When Hanggai join their Mongolian Plains-grass pizzicato and throat singing with the Nashville Bluegrass of the SteelDrivers, the body is cranked up on crazy swaying musical stilts. When Canada’s Pavlo and Mali’s Issa Bagayogo team up the body finds its soul rhythm.
My own body moves in jangley marionette movements, too internal, and too self-conscious to be all that healthy. But there are those, the solitary dancers on the sides of the stages, whose inhibited moves I admire, appreciate, perhaps envy, unduly. They seem to have fallen freshly in love with their own bodies, and not necessarily because they have beautiful bodies–whatever that measurement might be by our goofy cultural standards–but because their bodies are set free by rhythm. Backs arch, heads drop to the side, arms rise up and wrists follow and hands articulate. They flow. Everything flows. I watch–and in a sweet moment I’m flowing to–until my mind takes over and trips me up. Then I go back to watching again.
No matter. The music swings and sweeps and bakes and rolls us all in a conspiracy of euphonic social harmony. Music is a train, a truck, a car, a Vespa–it transports us in different ways and at various speeds and with versatile levels of comfort. And what Edmonton’s Folk-fest does best is transport us forward together toward a single universal point. (Sure, I’m a romantic) Divisions drop away and improbable things come to be. Like the violin player from Jill Barber’s band who could whistle two notes at a time–in perfect harmony.

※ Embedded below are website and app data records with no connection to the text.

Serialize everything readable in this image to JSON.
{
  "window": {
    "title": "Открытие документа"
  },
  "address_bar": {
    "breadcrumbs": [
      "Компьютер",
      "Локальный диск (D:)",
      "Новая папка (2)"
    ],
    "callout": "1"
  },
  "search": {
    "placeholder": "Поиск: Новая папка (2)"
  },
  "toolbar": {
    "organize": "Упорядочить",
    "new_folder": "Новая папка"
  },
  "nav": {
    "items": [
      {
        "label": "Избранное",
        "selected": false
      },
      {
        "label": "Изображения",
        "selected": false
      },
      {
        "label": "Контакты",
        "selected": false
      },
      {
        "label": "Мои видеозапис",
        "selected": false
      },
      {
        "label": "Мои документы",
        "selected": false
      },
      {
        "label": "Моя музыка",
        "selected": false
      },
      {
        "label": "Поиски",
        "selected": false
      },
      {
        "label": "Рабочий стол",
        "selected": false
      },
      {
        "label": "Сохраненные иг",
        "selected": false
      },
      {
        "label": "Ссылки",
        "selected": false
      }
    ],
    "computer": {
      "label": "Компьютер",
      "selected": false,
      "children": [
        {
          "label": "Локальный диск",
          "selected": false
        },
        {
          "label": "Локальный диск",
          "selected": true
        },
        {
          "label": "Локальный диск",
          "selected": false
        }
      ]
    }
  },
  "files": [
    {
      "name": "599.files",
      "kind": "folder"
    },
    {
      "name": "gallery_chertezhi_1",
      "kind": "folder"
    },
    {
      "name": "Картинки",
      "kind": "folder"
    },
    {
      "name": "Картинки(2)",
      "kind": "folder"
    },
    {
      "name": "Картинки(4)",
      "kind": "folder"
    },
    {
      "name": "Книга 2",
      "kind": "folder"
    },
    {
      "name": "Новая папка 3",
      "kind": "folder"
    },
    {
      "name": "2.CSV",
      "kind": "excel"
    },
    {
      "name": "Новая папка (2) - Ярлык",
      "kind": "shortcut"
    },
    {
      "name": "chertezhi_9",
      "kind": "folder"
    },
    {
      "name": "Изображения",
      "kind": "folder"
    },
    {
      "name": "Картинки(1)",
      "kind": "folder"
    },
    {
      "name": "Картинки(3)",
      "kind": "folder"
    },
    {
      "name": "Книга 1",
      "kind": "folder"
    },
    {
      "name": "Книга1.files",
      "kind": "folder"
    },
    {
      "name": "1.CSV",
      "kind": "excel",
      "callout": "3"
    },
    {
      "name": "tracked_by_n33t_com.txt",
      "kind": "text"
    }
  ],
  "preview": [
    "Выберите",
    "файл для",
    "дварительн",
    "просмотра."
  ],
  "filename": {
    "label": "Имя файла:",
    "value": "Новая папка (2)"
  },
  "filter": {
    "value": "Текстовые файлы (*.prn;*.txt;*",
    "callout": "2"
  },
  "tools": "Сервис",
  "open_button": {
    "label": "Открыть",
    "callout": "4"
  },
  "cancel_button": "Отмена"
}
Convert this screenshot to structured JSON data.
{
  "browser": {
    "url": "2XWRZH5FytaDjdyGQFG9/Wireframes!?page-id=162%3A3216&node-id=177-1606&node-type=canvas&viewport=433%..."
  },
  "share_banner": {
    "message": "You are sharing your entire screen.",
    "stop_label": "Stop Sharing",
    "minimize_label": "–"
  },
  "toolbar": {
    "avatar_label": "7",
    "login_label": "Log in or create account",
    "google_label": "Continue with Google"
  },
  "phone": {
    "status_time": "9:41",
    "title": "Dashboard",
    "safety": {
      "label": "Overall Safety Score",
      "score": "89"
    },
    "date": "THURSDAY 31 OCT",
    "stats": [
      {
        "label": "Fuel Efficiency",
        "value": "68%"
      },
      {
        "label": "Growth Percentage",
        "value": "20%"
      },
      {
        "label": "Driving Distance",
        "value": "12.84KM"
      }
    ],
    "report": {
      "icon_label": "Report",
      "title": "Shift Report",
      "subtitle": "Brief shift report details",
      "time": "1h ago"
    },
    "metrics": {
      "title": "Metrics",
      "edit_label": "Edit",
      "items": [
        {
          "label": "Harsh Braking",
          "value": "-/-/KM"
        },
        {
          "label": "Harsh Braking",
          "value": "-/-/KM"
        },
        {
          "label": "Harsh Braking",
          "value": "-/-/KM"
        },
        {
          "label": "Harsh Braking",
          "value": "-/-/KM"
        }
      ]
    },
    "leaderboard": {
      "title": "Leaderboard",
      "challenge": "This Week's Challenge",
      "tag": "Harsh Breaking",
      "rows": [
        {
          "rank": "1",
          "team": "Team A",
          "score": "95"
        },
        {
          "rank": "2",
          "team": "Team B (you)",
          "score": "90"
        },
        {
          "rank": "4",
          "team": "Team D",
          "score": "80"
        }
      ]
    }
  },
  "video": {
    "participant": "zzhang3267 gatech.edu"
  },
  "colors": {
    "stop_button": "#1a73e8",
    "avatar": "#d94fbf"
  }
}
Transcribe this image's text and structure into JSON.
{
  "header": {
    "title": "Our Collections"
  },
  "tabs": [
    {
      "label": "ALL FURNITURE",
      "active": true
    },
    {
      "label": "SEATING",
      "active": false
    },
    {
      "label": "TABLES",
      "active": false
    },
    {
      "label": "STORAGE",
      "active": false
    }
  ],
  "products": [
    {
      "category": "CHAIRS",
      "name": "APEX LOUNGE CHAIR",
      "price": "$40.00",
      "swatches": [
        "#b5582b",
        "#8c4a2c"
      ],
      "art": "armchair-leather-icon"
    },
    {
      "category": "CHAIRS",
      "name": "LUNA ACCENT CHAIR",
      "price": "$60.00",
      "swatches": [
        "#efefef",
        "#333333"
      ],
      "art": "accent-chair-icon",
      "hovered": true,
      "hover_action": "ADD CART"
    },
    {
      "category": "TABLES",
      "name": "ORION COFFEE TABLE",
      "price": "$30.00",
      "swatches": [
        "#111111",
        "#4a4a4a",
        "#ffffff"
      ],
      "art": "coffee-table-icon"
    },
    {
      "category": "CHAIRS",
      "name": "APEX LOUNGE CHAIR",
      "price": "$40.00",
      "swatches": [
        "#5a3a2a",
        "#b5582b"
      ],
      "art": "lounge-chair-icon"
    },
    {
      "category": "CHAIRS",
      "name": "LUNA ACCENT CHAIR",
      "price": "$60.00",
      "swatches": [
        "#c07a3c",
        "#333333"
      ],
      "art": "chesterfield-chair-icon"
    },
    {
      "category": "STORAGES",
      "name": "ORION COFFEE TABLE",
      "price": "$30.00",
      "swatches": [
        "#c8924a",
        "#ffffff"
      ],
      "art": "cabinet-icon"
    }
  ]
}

The Folk-fest has wound down and like every year I’m left with a handful of sweet moments–musical jujubes. Like chillin’ on the hill with my son and 20,000 friends.